ABOUT THIS TASK
Write out each record exactly and skip every image.

=== Begin Enclosure ===

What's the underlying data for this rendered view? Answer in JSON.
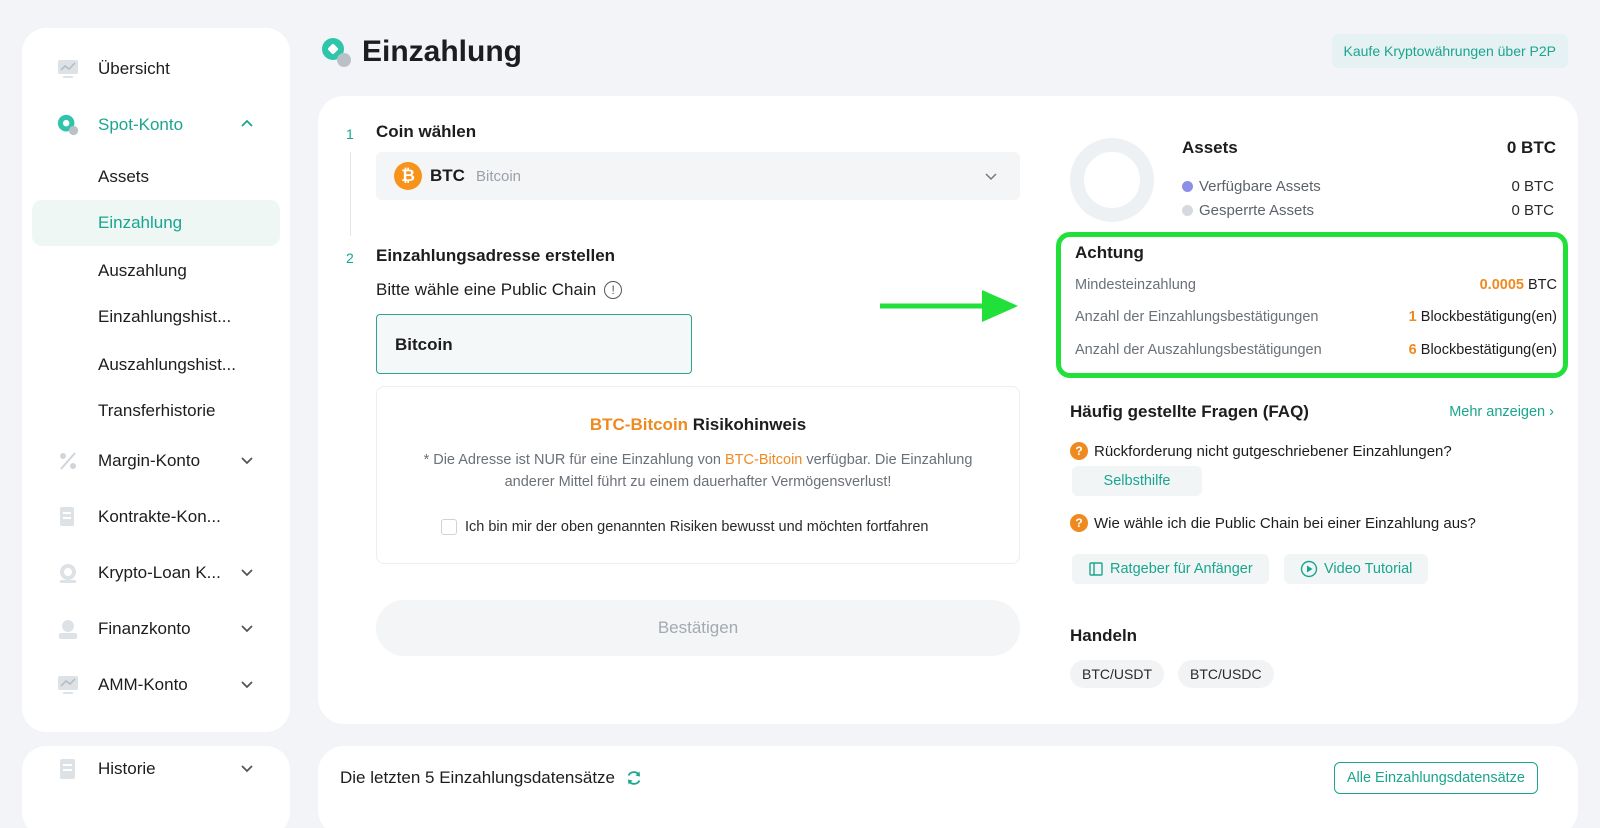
{
  "sidebar": {
    "items": [
      {
        "label": "Übersicht",
        "icon": "chart-icon"
      },
      {
        "label": "Spot-Konto",
        "icon": "spot-icon"
      },
      {
        "label": "Margin-Konto",
        "icon": "percent-icon"
      },
      {
        "label": "Kontrakte-Kon...",
        "icon": "contract-icon"
      },
      {
        "label": "Krypto-Loan K...",
        "icon": "loan-icon"
      },
      {
        "label": "Finanzkonto",
        "icon": "finance-icon"
      },
      {
        "label": "AMM-Konto",
        "icon": "amm-icon"
      }
    ],
    "sub_items": [
      "Assets",
      "Einzahlung",
      "Auszahlung",
      "Einzahlungshist...",
      "Auszahlungshist...",
      "Transferhistorie"
    ],
    "history": {
      "label": "Historie",
      "icon": "history-icon"
    }
  },
  "header": {
    "title": "Einzahlung",
    "p2p_link": "Kaufe Kryptowährungen über P2P"
  },
  "steps": {
    "step1": {
      "num": "1",
      "title": "Coin wählen"
    },
    "step2": {
      "num": "2",
      "title": "Einzahlungsadresse erstellen"
    }
  },
  "coin": {
    "symbol": "BTC",
    "name": "Bitcoin"
  },
  "chain": {
    "label": "Bitte wähle eine Public Chain",
    "selected": "Bitcoin"
  },
  "risk": {
    "highlight": "BTC-Bitcoin",
    "title_suffix": " Risikohinweis",
    "text_prefix": "* Die Adresse ist NUR für eine Einzahlung von ",
    "text_suffix": " verfügbar. Die Einzahlung anderer Mittel führt zu einem dauerhafter Vermögensverlust!",
    "checkbox_label": "Ich bin mir der oben genannten Risiken bewusst und möchten fortfahren"
  },
  "confirm_label": "Bestätigen",
  "assets": {
    "title": "Assets",
    "total": "0 BTC",
    "available_label": "Verfügbare Assets",
    "available_value": "0 BTC",
    "locked_label": "Gesperrte Assets",
    "locked_value": "0 BTC",
    "colors": {
      "available": "#8b8fe8",
      "locked": "#d6d9dd"
    }
  },
  "attention": {
    "title": "Achtung",
    "min_label": "Mindesteinzahlung",
    "min_amount": "0.0005",
    "min_unit": " BTC",
    "deposit_conf_label": "Anzahl der Einzahlungsbestätigungen",
    "deposit_conf_num": "1",
    "withdraw_conf_label": "Anzahl der Auszahlungsbestätigungen",
    "withdraw_conf_num": "6",
    "conf_unit": " Blockbestätigung(en)"
  },
  "faq": {
    "title": "Häufig gestellte Fragen (FAQ)",
    "more": "Mehr anzeigen",
    "q1": "Rückforderung nicht gutgeschriebener Einzahlungen?",
    "self_help": "Selbsthilfe",
    "q2": "Wie wähle ich die Public Chain bei einer Einzahlung aus?",
    "guide": "Ratgeber für Anfänger",
    "video": "Video Tutorial"
  },
  "trade": {
    "title": "Handeln",
    "pairs": [
      "BTC/USDT",
      "BTC/USDC"
    ]
  },
  "records": {
    "title": "Die letzten 5 Einzahlungsdatensätze",
    "all_button": "Alle Einzahlungsdatensätze"
  },
  "theme": {
    "accent": "#1aa58f",
    "highlight_border": "#22e03a",
    "warning": "#ee8a1f"
  }
}
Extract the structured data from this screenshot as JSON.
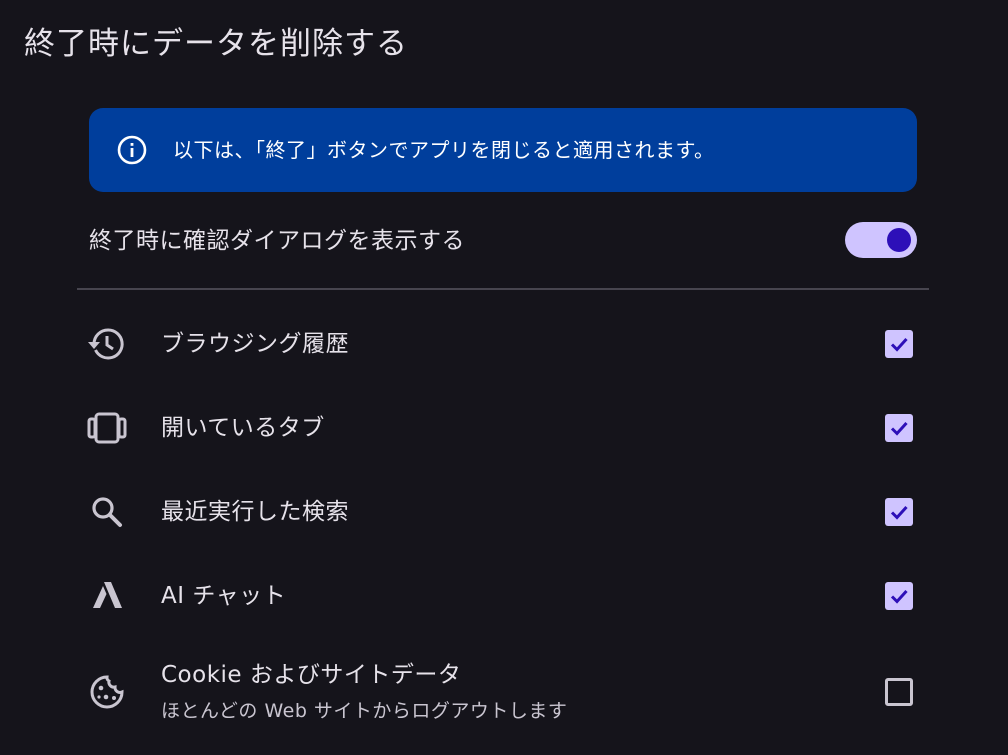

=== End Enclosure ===

SOLUTION TO THE EXERCISE
What's the underlying data for this rendered view? Answer in JSON.
{
  "sidebar": {
    "items": [
      {
        "label": "Übersicht",
        "icon": "chart-icon"
      },
      {
        "label": "Spot-Konto",
        "icon": "spot-icon"
      },
      {
        "label": "Margin-Konto",
        "icon": "percent-icon"
      },
      {
        "label": "Kontrakte-Kon...",
        "icon": "contract-icon"
      },
      {
        "label": "Krypto-Loan K...",
        "icon": "loan-icon"
      },
      {
        "label": "Finanzkonto",
        "icon": "finance-icon"
      },
      {
        "label": "AMM-Konto",
        "icon": "amm-icon"
      }
    ],
    "sub_items": [
      "Assets",
      "Einzahlung",
      "Auszahlung",
      "Einzahlungshist...",
      "Auszahlungshist...",
      "Transferhistorie"
    ],
    "history": {
      "label": "Historie",
      "icon": "history-icon"
    }
  },
  "header": {
    "title": "Einzahlung",
    "p2p_link": "Kaufe Kryptowährungen über P2P"
  },
  "steps": {
    "step1": {
      "num": "1",
      "title": "Coin wählen"
    },
    "step2": {
      "num": "2",
      "title": "Einzahlungsadresse erstellen"
    }
  },
  "coin": {
    "symbol": "BTC",
    "name": "Bitcoin"
  },
  "chain": {
    "label": "Bitte wähle eine Public Chain",
    "selected": "Bitcoin"
  },
  "risk": {
    "highlight": "BTC-Bitcoin",
    "title_suffix": " Risikohinweis",
    "text_prefix": "* Die Adresse ist NUR für eine Einzahlung von ",
    "text_suffix": " verfügbar. Die Einzahlung anderer Mittel führt zu einem dauerhafter Vermögensverlust!",
    "checkbox_label": "Ich bin mir der oben genannten Risiken bewusst und möchten fortfahren"
  },
  "confirm_label": "Bestätigen",
  "assets": {
    "title": "Assets",
    "total": "0 BTC",
    "available_label": "Verfügbare Assets",
    "available_value": "0 BTC",
    "locked_label": "Gesperrte Assets",
    "locked_value": "0 BTC",
    "colors": {
      "available": "#8b8fe8",
      "locked": "#d6d9dd"
    }
  },
  "attention": {
    "title": "Achtung",
    "min_label": "Mindesteinzahlung",
    "min_amount": "0.0005",
    "min_unit": " BTC",
    "deposit_conf_label": "Anzahl der Einzahlungsbestätigungen",
    "deposit_conf_num": "1",
    "withdraw_conf_label": "Anzahl der Auszahlungsbestätigungen",
    "withdraw_conf_num": "6",
    "conf_unit": " Blockbestätigung(en)"
  },
  "faq": {
    "title": "Häufig gestellte Fragen (FAQ)",
    "more": "Mehr anzeigen",
    "q1": "Rückforderung nicht gutgeschriebener Einzahlungen?",
    "self_help": "Selbsthilfe",
    "q2": "Wie wähle ich die Public Chain bei einer Einzahlung aus?",
    "guide": "Ratgeber für Anfänger",
    "video": "Video Tutorial"
  },
  "trade": {
    "title": "Handeln",
    "pairs": [
      "BTC/USDT",
      "BTC/USDC"
    ]
  },
  "records": {
    "title": "Die letzten 5 Einzahlungsdatensätze",
    "all_button": "Alle Einzahlungsdatensätze"
  },
  "theme": {
    "accent": "#1aa58f",
    "highlight_border": "#22e03a",
    "warning": "#ee8a1f"
  }
}
Extract the structured data from this screenshot as JSON.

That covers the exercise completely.